How do we teach our children the story of Passover when there are so many atrocities? How can we play with plague puppets and plastic toys when reciting curses that befell other people? In what world is it ever okay for a divine emissary to slay children?
These are some of the questions I was asked while facilitating a conversation for interfaith parents while their children learned in a small and vibrant Jewish religious school one room over. They struggled with deep fear over the Passover narrative and left the question lingering for me about the role of victim in our communal narrative.
In a pinnacle moment of the Passover story, the angel of death passes over the Jewish homes and spares our children’s lives. Suddenly, we are not the victims of the newest tragedy – the Egyptians are. Instantaneously we transform from being the helpless people of the story to the lucky ones, with God on our side.
Yet the pain we feel from everything that happened previously doesn’t vanish, so we are reluctant to recognize this shift from destitute to saved. We continue to think about our own slavery experience instead of mourning with and for our Egyptian neighbors.
It’s true, we lessen our joy by diminishing our cups of wine and we have rabbinic commentaries telling us all the people of the world are God’s children. Yet while expressing gratitude over making it through every step of the story we praise events that caused others pain.
We cannot let go of our narrative of being the downtrodden – even though in that moment – that morning – there were others far worse off.
This reluctance to recognize our blessings and cling to the narrative of victimization remains an enduring struggle for the Jewish community.
While others may see us as successful, lucky and blessed, we continue to see ourselves through eyes of fear.
Though we have legitimate gripes about past wrong doings and potential future pain, a failure to see ourselves as the lucky ones in the story of life becomes a failure to see those who truly are victims of our times and in need of our help. If we cannot see the other who needs our voice and support than we squander the privilege we have and do a true disservice to our ancestral narrative.

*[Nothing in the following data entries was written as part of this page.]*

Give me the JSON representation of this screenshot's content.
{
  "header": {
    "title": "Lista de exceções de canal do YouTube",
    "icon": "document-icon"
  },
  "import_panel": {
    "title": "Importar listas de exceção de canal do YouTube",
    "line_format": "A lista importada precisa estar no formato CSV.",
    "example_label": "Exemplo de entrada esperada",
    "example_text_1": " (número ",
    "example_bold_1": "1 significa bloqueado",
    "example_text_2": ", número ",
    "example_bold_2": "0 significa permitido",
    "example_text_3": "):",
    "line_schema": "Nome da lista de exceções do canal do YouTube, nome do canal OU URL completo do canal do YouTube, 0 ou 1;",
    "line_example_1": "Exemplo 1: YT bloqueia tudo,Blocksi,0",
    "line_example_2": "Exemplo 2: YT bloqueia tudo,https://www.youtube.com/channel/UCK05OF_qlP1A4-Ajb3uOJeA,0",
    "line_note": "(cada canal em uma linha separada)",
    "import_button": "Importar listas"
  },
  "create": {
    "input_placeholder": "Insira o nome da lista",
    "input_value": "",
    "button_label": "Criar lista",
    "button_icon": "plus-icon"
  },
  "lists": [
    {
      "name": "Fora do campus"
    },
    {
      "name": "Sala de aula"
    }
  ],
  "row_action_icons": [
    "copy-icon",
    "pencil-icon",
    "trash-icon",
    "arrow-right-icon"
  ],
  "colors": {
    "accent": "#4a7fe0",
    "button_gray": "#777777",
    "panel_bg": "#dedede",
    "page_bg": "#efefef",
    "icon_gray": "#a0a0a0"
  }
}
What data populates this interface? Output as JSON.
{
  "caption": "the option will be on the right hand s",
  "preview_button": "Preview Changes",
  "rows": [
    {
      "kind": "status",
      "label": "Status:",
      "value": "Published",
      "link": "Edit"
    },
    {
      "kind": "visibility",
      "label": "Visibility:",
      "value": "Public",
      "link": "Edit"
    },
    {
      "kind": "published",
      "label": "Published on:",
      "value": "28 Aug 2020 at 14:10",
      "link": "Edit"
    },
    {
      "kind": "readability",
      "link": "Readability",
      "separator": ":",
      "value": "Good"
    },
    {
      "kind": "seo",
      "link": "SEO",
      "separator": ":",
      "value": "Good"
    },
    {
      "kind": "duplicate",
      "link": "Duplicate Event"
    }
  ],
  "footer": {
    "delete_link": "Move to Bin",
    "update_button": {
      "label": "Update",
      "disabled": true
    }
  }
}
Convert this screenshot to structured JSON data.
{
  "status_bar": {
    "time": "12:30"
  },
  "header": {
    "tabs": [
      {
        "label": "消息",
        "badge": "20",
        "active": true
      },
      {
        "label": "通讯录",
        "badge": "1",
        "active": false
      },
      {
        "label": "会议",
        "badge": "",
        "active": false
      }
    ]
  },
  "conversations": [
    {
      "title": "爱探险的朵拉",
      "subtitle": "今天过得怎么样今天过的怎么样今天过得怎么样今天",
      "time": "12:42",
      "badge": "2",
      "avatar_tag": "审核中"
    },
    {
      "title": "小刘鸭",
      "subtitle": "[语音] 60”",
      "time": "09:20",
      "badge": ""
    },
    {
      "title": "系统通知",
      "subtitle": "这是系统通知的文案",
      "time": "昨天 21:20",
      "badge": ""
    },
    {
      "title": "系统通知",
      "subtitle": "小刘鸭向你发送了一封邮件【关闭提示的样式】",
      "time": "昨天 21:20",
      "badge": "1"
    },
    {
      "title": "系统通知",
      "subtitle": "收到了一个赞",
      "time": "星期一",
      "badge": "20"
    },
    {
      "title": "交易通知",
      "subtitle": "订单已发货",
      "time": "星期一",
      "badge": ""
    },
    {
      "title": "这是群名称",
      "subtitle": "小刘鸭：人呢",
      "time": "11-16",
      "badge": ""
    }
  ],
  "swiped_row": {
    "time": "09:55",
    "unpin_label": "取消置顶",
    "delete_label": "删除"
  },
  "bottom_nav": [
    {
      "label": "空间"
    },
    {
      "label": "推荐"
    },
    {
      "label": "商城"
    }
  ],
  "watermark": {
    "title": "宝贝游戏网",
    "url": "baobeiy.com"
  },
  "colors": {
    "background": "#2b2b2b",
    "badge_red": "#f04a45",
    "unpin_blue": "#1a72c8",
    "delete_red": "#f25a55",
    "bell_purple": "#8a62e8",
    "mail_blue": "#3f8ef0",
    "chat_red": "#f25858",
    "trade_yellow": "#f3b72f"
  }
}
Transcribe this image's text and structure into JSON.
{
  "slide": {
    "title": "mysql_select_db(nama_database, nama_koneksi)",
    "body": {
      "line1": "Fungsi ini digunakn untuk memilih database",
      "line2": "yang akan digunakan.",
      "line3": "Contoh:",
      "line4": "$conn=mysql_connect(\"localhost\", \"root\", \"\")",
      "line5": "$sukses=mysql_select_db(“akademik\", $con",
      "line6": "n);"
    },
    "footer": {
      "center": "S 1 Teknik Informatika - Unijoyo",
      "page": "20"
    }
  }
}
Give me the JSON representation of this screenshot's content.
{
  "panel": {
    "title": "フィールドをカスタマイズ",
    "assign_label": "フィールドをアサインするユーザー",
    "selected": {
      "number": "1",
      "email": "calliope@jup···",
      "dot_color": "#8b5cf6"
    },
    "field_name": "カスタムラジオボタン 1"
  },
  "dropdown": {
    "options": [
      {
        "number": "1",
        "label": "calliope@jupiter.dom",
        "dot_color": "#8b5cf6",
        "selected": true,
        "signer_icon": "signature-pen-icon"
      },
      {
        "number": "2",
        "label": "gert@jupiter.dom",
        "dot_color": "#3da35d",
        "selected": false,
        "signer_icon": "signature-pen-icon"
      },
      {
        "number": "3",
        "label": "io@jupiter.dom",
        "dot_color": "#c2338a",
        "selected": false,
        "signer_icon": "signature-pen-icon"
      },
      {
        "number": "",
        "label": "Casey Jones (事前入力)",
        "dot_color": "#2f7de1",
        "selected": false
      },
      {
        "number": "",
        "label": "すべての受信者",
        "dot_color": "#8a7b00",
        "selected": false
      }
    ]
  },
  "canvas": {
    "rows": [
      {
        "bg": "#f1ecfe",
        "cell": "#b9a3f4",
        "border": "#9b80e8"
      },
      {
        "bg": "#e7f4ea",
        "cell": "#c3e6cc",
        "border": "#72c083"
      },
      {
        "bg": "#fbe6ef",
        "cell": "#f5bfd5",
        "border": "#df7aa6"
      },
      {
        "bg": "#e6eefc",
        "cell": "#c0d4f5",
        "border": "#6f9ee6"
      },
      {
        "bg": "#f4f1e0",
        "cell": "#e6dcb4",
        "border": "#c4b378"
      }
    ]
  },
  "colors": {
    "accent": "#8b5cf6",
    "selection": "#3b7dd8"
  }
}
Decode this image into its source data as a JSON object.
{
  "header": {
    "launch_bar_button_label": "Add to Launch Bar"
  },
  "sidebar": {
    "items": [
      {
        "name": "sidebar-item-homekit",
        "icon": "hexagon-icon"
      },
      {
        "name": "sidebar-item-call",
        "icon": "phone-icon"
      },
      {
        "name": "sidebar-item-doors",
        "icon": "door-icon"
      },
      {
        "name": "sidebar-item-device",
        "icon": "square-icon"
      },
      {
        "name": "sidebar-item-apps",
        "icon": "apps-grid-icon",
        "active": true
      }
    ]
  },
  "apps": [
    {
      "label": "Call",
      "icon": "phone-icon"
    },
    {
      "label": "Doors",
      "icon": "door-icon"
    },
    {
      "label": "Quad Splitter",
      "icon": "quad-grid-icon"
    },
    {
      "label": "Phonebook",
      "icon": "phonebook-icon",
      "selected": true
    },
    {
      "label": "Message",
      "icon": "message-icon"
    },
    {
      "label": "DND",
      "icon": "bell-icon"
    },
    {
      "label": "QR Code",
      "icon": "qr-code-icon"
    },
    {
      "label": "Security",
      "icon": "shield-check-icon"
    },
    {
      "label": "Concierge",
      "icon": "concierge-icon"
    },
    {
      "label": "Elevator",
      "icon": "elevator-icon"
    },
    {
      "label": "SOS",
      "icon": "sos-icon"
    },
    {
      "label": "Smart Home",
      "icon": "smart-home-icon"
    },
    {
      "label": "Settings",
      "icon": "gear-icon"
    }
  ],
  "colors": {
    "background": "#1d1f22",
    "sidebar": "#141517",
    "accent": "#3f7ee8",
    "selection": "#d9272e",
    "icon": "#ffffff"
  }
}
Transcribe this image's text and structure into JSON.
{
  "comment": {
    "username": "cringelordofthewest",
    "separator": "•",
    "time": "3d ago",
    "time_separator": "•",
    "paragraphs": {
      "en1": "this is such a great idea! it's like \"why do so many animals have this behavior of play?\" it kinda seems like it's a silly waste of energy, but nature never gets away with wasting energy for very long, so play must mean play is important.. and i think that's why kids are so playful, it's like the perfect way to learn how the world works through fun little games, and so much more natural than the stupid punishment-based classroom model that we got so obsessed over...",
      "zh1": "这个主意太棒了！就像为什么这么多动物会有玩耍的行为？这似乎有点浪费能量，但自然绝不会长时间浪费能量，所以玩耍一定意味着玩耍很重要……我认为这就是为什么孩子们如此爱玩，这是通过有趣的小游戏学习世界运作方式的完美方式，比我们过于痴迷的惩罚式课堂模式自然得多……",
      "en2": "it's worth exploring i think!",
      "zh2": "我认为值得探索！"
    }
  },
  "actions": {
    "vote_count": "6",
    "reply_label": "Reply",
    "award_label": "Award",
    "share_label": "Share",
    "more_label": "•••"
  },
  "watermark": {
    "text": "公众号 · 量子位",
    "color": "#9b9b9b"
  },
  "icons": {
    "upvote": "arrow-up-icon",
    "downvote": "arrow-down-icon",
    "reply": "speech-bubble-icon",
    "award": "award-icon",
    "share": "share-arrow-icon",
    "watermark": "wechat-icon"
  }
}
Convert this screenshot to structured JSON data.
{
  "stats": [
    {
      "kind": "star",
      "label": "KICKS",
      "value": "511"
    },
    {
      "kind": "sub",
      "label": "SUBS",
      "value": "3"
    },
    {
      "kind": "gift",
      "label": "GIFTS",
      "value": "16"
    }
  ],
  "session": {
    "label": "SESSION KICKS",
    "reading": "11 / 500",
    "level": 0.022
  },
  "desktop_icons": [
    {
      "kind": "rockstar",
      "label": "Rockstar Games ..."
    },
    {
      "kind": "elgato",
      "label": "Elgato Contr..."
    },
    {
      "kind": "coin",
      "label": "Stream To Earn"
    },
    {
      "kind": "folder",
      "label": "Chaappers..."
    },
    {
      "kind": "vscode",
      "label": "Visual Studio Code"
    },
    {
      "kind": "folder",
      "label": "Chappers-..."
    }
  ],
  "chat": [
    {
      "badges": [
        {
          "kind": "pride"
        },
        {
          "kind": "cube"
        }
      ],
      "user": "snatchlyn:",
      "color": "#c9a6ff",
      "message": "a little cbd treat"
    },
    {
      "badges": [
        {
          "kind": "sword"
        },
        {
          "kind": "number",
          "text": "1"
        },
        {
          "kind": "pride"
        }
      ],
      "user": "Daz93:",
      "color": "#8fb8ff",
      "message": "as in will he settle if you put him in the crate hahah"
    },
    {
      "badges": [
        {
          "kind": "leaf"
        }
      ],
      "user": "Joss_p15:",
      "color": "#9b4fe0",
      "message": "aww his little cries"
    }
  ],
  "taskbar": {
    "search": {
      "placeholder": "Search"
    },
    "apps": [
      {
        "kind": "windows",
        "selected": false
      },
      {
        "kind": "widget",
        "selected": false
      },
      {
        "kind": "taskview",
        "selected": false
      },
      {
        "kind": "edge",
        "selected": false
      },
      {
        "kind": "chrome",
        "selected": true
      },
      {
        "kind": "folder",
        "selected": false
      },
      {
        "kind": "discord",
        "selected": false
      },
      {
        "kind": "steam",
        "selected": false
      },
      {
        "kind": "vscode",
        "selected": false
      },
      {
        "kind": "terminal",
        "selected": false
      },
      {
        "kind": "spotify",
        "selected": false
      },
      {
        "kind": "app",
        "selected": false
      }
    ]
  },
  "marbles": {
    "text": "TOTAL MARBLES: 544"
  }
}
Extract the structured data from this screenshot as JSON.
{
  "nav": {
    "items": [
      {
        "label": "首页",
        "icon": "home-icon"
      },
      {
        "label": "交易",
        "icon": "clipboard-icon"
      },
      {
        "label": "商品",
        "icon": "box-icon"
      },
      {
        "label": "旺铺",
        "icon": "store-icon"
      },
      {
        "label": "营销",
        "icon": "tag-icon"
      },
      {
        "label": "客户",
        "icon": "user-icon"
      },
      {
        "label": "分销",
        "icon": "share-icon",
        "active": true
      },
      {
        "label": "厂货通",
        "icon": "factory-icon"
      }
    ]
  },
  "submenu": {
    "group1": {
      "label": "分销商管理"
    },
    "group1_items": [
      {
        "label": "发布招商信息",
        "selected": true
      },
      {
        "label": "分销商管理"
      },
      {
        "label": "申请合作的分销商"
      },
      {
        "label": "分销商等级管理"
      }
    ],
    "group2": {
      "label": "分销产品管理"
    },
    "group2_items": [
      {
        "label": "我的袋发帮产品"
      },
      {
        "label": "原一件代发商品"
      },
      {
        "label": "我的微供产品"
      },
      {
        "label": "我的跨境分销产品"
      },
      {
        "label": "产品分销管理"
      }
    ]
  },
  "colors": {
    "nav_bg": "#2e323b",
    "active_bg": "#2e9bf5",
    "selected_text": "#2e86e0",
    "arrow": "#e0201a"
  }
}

I’m not saying we don’t have the right to feel broken by life’s hard moments. As individuals and as a community we sometimes endure great pain. All I’m saying is that remembering our experiences of pain shouldn’t prevent us from seeing the pain of others or prevent us from recognizing the blessings we do have.
This is the reason vocal liberal millennials turn a blind eye to our claims of anti-Semitism while embracing flagrantly anti-Zionist behaviors that fill our society under the guise of intersectionality. It brings me great frustration, but I’ve come to see that until we acknowledge the ways in which we are the lucky ones and others are the trampled we will not only fail to find partners for our cause but others will prefer that we not engage in theirs.
Let me be clear – I do not believe there is anything wrong with having privilege, power, and promise. However, there is something wrong when memories of our times without these strengths lead us to believe we are forevermore without agency. That is the exact opposite of why we retell this narrative.
Our Torah reminds us over and over again of our experience of slavery, not to spread fears of anti-Semitism but rather to encourage we seek justice for all. So even though there are moments in the Passover story when we feel God is acting on our behalf at the expense of others, we will not teach our children that this is easy, silly, or just. We will sit with discomfort and acknowledge that we care about all people on this earth, not simply our own.
Rabbi Samantha Kahn serves Interfaithfamily in the San Francisco Bay Area and blogs at RabbiKahn.com